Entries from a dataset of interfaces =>
__________
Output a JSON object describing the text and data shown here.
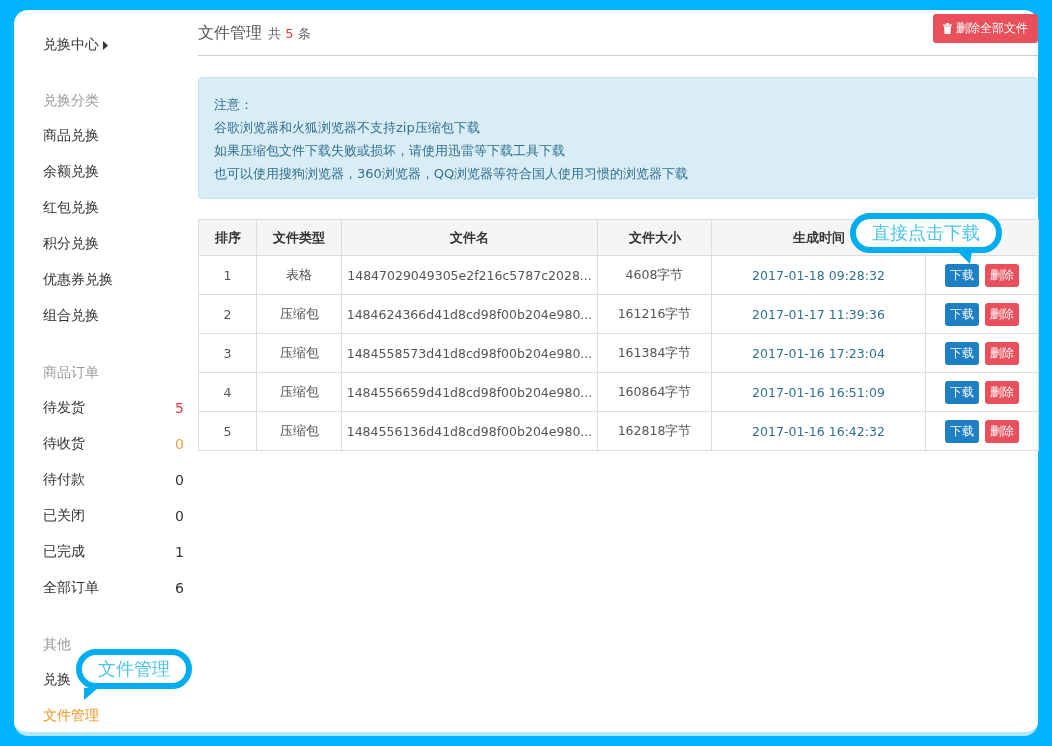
{
  "sidebar": {
    "top_link": "兑换中心",
    "groups": [
      {
        "title": "兑换分类",
        "items": [
          {
            "label": "商品兑换",
            "selected": false
          },
          {
            "label": "余额兑换",
            "selected": false
          },
          {
            "label": "红包兑换",
            "selected": false
          },
          {
            "label": "积分兑换",
            "selected": false
          },
          {
            "label": "优惠券兑换",
            "selected": false
          },
          {
            "label": "组合兑换",
            "selected": false
          }
        ]
      },
      {
        "title": "商品订单",
        "items": [
          {
            "label": "待发货",
            "count": "5",
            "color": "#e4393c",
            "selected": false
          },
          {
            "label": "待收货",
            "count": "0",
            "color": "#f0a050",
            "selected": false
          },
          {
            "label": "待付款",
            "count": "0",
            "color": "#333333",
            "selected": false
          },
          {
            "label": "已关闭",
            "count": "0",
            "color": "#333333",
            "selected": false
          },
          {
            "label": "已完成",
            "count": "1",
            "color": "#333333",
            "selected": false
          },
          {
            "label": "全部订单",
            "count": "6",
            "color": "#333333",
            "selected": false
          }
        ]
      },
      {
        "title": "其他",
        "items": [
          {
            "label": "兑换",
            "selected": false
          },
          {
            "label": "文件管理",
            "selected": true
          }
        ]
      }
    ],
    "callout": "文件管理"
  },
  "main": {
    "title": "文件管理",
    "count_prefix": "共",
    "count": "5",
    "count_suffix": "条",
    "delete_all_button": "删除全部文件",
    "notice": [
      "注意：",
      "谷歌浏览器和火狐浏览器不支持zip压缩包下载",
      "如果压缩包文件下载失败或损坏，请使用迅雷等下载工具下载",
      "也可以使用搜狗浏览器，360浏览器，QQ浏览器等符合国人使用习惯的浏览器下载"
    ],
    "table": {
      "columns": [
        "排序",
        "文件类型",
        "文件名",
        "文件大小",
        "生成时间"
      ],
      "rows": [
        {
          "index": "1",
          "type": "表格",
          "name": "14847029049305e2f216c5787c2028...",
          "size": "4608字节",
          "time": "2017-01-18 09:28:32",
          "actions": [
            "下载",
            "删除"
          ]
        },
        {
          "index": "2",
          "type": "压缩包",
          "name": "1484624366d41d8cd98f00b204e980...",
          "size": "161216字节",
          "time": "2017-01-17 11:39:36",
          "actions": [
            "下载",
            "删除"
          ]
        },
        {
          "index": "3",
          "type": "压缩包",
          "name": "1484558573d41d8cd98f00b204e980...",
          "size": "161384字节",
          "time": "2017-01-16 17:23:04",
          "actions": [
            "下载",
            "删除"
          ]
        },
        {
          "index": "4",
          "type": "压缩包",
          "name": "1484556659d41d8cd98f00b204e980...",
          "size": "160864字节",
          "time": "2017-01-16 16:51:09",
          "actions": [
            "下载",
            "删除"
          ]
        },
        {
          "index": "5",
          "type": "压缩包",
          "name": "1484556136d41d8cd98f00b204e980...",
          "size": "162818字节",
          "time": "2017-01-16 16:42:32",
          "actions": [
            "下载",
            "删除"
          ]
        }
      ],
      "callout": "直接点击下载"
    }
  }
}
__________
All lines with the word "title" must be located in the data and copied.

        "title": "兑换分类",
        "title": "商品订单",
        "title": "其他",
    "title": "文件管理",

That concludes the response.